And the real issue, he said, is how to offer the migrants a chance to seek asylum in Europe rather than to return them to countries where they would face persecution.
“States know that smuggling is the only way desperate people can reach safety,” he said. “If the Security Council does not, in taking action, absolutely ensure the unequivocal respect for the duty not to return refugees, the Security Council would be blessing a breach of international law.”
The Council resolution proposes to remove people on the boats in line with international law, Council diplomats said, but it remains unclear exactly what provisions would be made for them.
Another point of contention among Council diplomats is whether the smugglers’ boats can be destroyed. Russia has said it cannot support such an initiative.
On Wednesday, Francesco Rocca, president of the Italian Red Cross, after meeting with the secretary general, called for what he described as a “comprehensive approach” to deal with the crisis in Libya and offer migrants legal avenues to seek asylum in Europe.
“If we bomb and let them die in Libya, that’s not a solution,” he told reporters. The migrant traffickers, he added, would simply find another way if the Libya route were to be closed.
The exodus reflects a worldwide surge of displacement. According to a report released Wednesday by the Norwegian Refugee Council, a record 30,000 people fled their homes every day in 2014, raising the total number of internally displaced people around the world to 38 million. That number does not include refugees, who have fled their countries.

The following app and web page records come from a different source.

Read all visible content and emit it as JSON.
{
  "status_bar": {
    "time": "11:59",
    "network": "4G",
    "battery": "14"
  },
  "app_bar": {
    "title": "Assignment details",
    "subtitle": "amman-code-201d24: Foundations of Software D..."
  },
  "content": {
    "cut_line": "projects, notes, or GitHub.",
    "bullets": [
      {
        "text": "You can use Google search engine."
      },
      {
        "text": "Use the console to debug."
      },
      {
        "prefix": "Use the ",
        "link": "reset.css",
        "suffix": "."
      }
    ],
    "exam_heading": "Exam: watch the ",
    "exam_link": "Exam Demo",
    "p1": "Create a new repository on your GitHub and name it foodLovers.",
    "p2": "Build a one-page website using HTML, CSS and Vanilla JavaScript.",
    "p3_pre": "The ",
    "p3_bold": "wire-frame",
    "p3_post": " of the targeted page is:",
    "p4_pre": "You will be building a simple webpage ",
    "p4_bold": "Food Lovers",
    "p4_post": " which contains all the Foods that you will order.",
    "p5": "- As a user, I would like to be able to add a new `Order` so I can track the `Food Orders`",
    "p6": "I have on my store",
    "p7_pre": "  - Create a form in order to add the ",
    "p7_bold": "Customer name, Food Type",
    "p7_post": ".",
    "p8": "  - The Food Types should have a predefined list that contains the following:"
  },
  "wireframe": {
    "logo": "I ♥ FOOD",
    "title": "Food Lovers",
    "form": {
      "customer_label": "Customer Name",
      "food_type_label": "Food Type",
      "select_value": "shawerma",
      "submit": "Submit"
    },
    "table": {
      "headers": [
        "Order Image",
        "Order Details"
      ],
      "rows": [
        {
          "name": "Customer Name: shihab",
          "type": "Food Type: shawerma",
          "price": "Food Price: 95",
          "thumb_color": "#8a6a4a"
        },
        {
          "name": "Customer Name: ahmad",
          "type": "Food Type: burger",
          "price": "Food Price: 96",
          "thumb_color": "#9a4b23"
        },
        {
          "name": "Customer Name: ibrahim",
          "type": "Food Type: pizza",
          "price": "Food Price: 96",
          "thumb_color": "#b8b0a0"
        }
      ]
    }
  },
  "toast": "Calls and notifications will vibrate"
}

Seeking Asylum in Europe
Many refugees sought asylum in countries like Germany and Sweden, which have been relatively open to immigrants. As the refugee surge continues, debate is growing in the European Union about the lack of unified immigration policies and funding for migrant rescue operations.
The United Nations called the current crisis in the Mediterranean “a tragedy of epic proportions,” in a statement released Thursday. It also called for a more comprehensive response by the European Union.
Deaths at Sea
As of April 20, there have been about 18 times as many refugee deaths in the Mediterranean Sea from January to April compared to the same period last year, according to initial estimates from the International Organization for Migration.
The increase in crossings has mainly occurred on Mediterranean Sea routes to Italy, though crossings to Greece have also risen. The number of crossings is expected to remain high this year. In the first 17 days of April, 11,000 people have been rescued in the Mediterranean Sea.
Operators of vessels used to transport migrants charge Africans the equivalent of $400 to $700 per person per trip. Syrian migrants are charged the equivalent of $1,500 per person to cross the sea, said Flavio DiGiacomo, head of communications at the International Organization for Migration. Vessels are frequently overcrowded and often unseaworthy, he said. For refugees, once the fare is paid, there is no turning back, said Mr. DiGiacomo.
Humanitarian organizations, which are expecting a rapid increase in the flow of refugees as the weather improves, are concerned that a cut this year in financing for Mediterranean Sea patrol programs would hamper rescue efforts.
A Transit Hub for Refugees
Many of the refugees begin their journey in the backs of trucks, which smugglers use to transport them through the desert and into Libya.
Refugees are then left to await transport in small houses where they are vulnerable to abuse, according to Mr. DiGiacomo of I.O.M. In some cases, refugees are held in detention centers until they are able to pay to leave.